We're sitting side by side on a bench in the parking lot where Assisi welcomes an invading army of tour buses every morning. She turns and smiles from under a widebrimmed hat. I notice the battery powered speaker and the name on the bright blue tag: María Rita. Every few minutes she turns, as if to speak, then quickly turns away. I return the smile, and offer my best buon giorno. Finally, she asks if I speak English, then continues:
-I'm waiting on a bus.
-Really? My bus is coming from Rome.
-Mmm, mine too.
I am surprised by her next question.
-Would your mother be on that bus?
And so began my brief look at how the other half lives.
I spent 4 hours racing through Assisi on a bus tour. Thirty five Rhode Islanders, among them my mother and the group's leader, the pastor of the local Catholic parish, traveled to Rome last week on a group tour. I joined them Thursday for a whirlwind walk through Assisi.
The woman in the parking lot was the local tour guide hired to show them the sites, as best she could in a little under 4 hours including a banquet lunch and mass. Seems the bus driver called ahead to report that one of his passengers was worried about her American daughter - who would likely be pacing the parking lot, anxious about the bus's late arrival. Concerned I looked neither American nor anxious, (her words :)) the guide hesitated before taking a shot that I was her girl. In the same call, the driver warned that his passengers were showing signs of saturation. He suggested she take it easy on the art terms.
When the bus arrived, Rita led the driver to a second lot above the city, giving us a downhill jog from Santa Chiara to San Francesco. With the late arrival we had only an hour to see Assisi. We were expected at a local hotel for a prearranged banquet lunch at 1230 sharp. Grasping each other's clothing to stay together in the shifting sea of pilgrims, we shuffled by Saint Clare's preserved body in her lovely pink and white basilica. Next we marched to Assisi's Piazza del Comune and heard a bit about the Roman Temple to Minerva that still dominates the ancient square. We imagined young Francis tearing off his clothes in front of Town Hall, announcing that he had only one Father and he wasn't the earthly man who'd paid for the clothing.
After a stern warning not to stop or shop, we hurried off to Piazza San Francesco. There we followed Rita through a well choreographed mini-tour, dodging herds of school children and Japanese tourists as we watched Rita silently point to the best of the Basilica's frescos.
An hour and a half after we left the bus, a breathless Rita delivered us to the hotel, where we joined a busload of retired Spaniards for a lunch of pasta, chicken and french fries. Half an hour later, we were back at San Francesco, settling into a chapel for mass.
I've learned that organized group tours take care of absolutely everything. No need for maps, guidebooks or a single word of the local language.
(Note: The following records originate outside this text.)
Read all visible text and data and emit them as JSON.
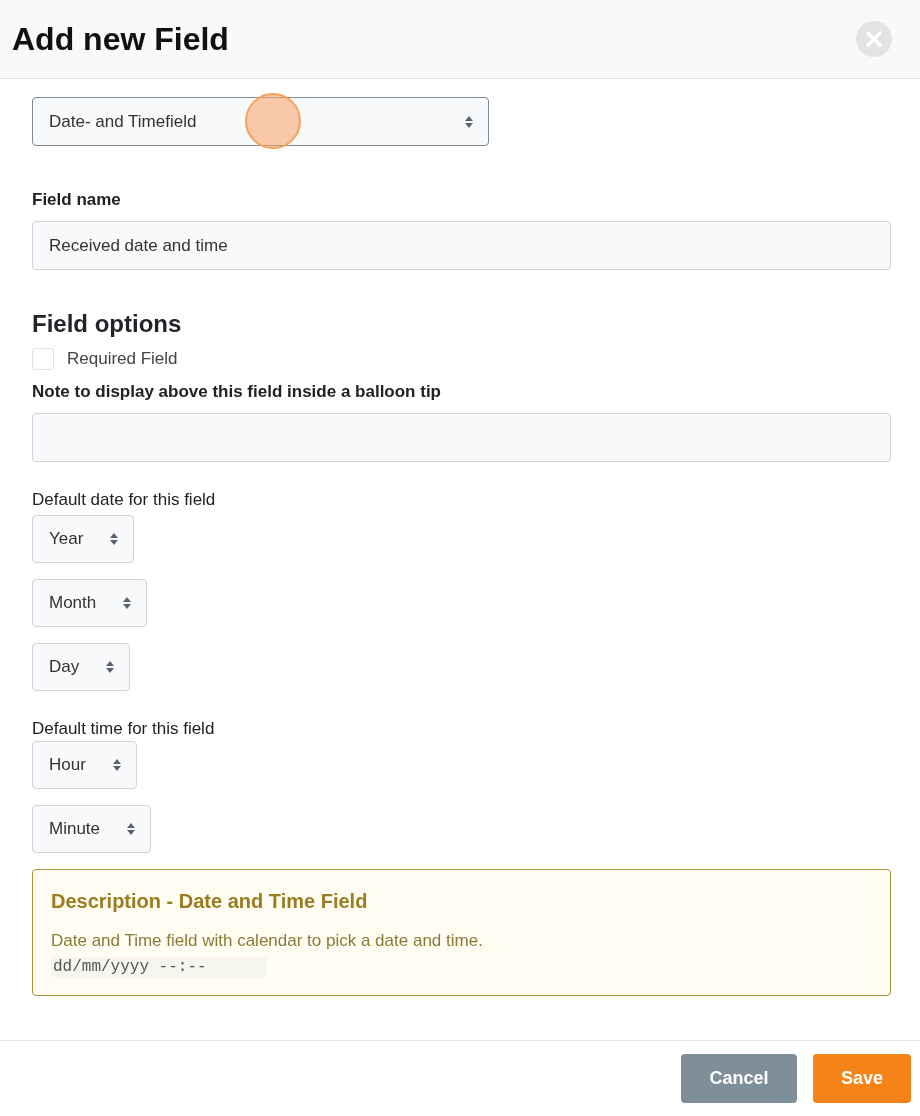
{
  "dialog": {
    "title": "Add new Field"
  },
  "field_type": {
    "value": "Date- and Timefield"
  },
  "field_name": {
    "label": "Field name",
    "value": "Received date and time"
  },
  "options": {
    "heading": "Field options",
    "required": {
      "label": "Required Field",
      "checked": false
    },
    "note": {
      "label": "Note to display above this field inside a balloon tip"
    },
    "date": {
      "label": "Default date for this field",
      "selects": [
        "Year",
        "Month",
        "Day"
      ]
    },
    "time": {
      "label": "Default time for this field",
      "selects": [
        "Hour",
        "Minute"
      ]
    }
  },
  "description": {
    "title": "Description - Date and Time Field",
    "text": "Date and Time field with calendar to pick a date and time.",
    "sample": "dd/mm/yyyy --:--"
  },
  "buttons": [
    {
      "label": "Cancel",
      "kind": "secondary"
    },
    {
      "label": "Save",
      "kind": "primary"
    }
  ]
}
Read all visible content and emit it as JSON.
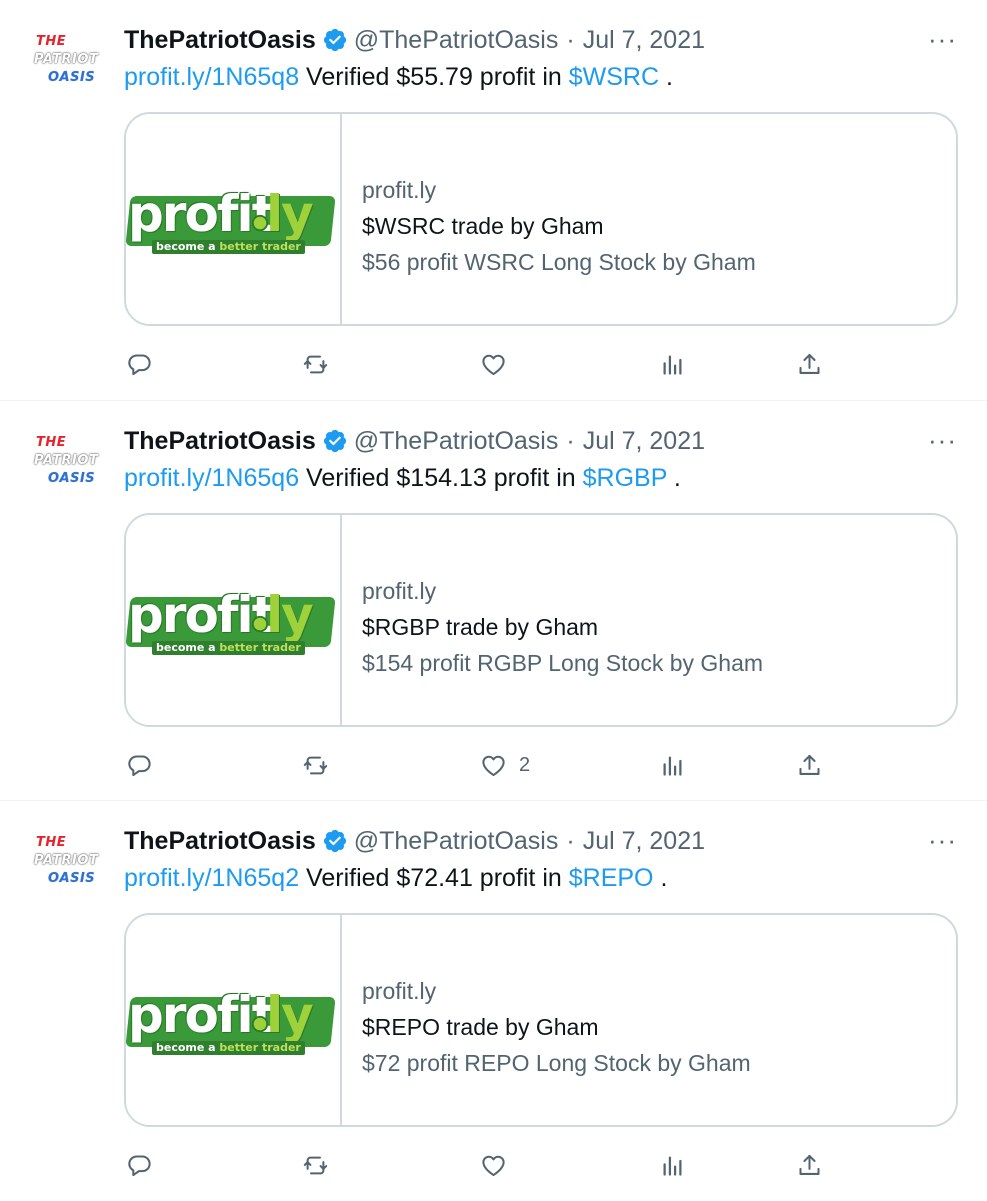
{
  "colors": {
    "link": "#1d9bf0",
    "secondary_text": "#536471",
    "primary_text": "#0f1419",
    "border": "#cfd9de",
    "verified_badge": "#1d9bf0",
    "logo_green": "#3a9a3a"
  },
  "icons": {
    "more": "more-horizontal-icon",
    "verified": "verified-badge-icon",
    "reply": "reply-icon",
    "retweet": "retweet-icon",
    "like": "heart-icon",
    "views": "views-icon",
    "share": "share-icon"
  },
  "tweets": [
    {
      "avatar_lines": [
        "THE",
        "PATRIOT",
        "OASIS"
      ],
      "name": "ThePatriotOasis",
      "handle": "@ThePatriotOasis",
      "separator": "·",
      "date": "Jul 7, 2021",
      "more": "···",
      "link": "profit.ly/1N65q8",
      "text_middle": " Verified $55.79 profit in ",
      "ticker": "$WSRC",
      "text_end": " .",
      "card": {
        "logo_word": "profit",
        "logo_ly": "ly",
        "logo_tag_a": "become a ",
        "logo_tag_b": "better trader",
        "domain": "profit.ly",
        "title": "$WSRC trade by Gham",
        "description": "$56 profit WSRC Long Stock by Gham"
      },
      "like_count": ""
    },
    {
      "avatar_lines": [
        "THE",
        "PATRIOT",
        "OASIS"
      ],
      "name": "ThePatriotOasis",
      "handle": "@ThePatriotOasis",
      "separator": "·",
      "date": "Jul 7, 2021",
      "more": "···",
      "link": "profit.ly/1N65q6",
      "text_middle": " Verified $154.13 profit in ",
      "ticker": "$RGBP",
      "text_end": " .",
      "card": {
        "logo_word": "profit",
        "logo_ly": "ly",
        "logo_tag_a": "become a ",
        "logo_tag_b": "better trader",
        "domain": "profit.ly",
        "title": "$RGBP trade by Gham",
        "description": "$154 profit RGBP Long Stock by Gham"
      },
      "like_count": "2"
    },
    {
      "avatar_lines": [
        "THE",
        "PATRIOT",
        "OASIS"
      ],
      "name": "ThePatriotOasis",
      "handle": "@ThePatriotOasis",
      "separator": "·",
      "date": "Jul 7, 2021",
      "more": "···",
      "link": "profit.ly/1N65q2",
      "text_middle": " Verified $72.41 profit in ",
      "ticker": "$REPO",
      "text_end": " .",
      "card": {
        "logo_word": "profit",
        "logo_ly": "ly",
        "logo_tag_a": "become a ",
        "logo_tag_b": "better trader",
        "domain": "profit.ly",
        "title": "$REPO trade by Gham",
        "description": "$72 profit REPO Long Stock by Gham"
      },
      "like_count": ""
    }
  ]
}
Bring a wrist watch and you'll have everything you need. I've even identified an upside of mass tourism: tours where everything is done for you must allow older Americans who would be unlikely to travel abroad independently to do so comfortably and calmly. The more Americans travel outside our borders, the happier I am.
I thought about school excursions and all the fun we'd have on the bus after the visit. I wondered if things got silly at the end of a long pilgrim tour day.
Then I bid my fellow Rhode Islanders adieu, and blissfully climbed back up Vía Francesco toward the town center. As I passed my B&B, I could see a long line of buses pulling out of the day lots.
By the time I reached Piazza del Comune, Assisi was quiet. And ours: the locals' and those who prefer travel at a slower pace.
I chose a street cafe, ordered a glass of Chianti and settled in for a long, leisurely evening.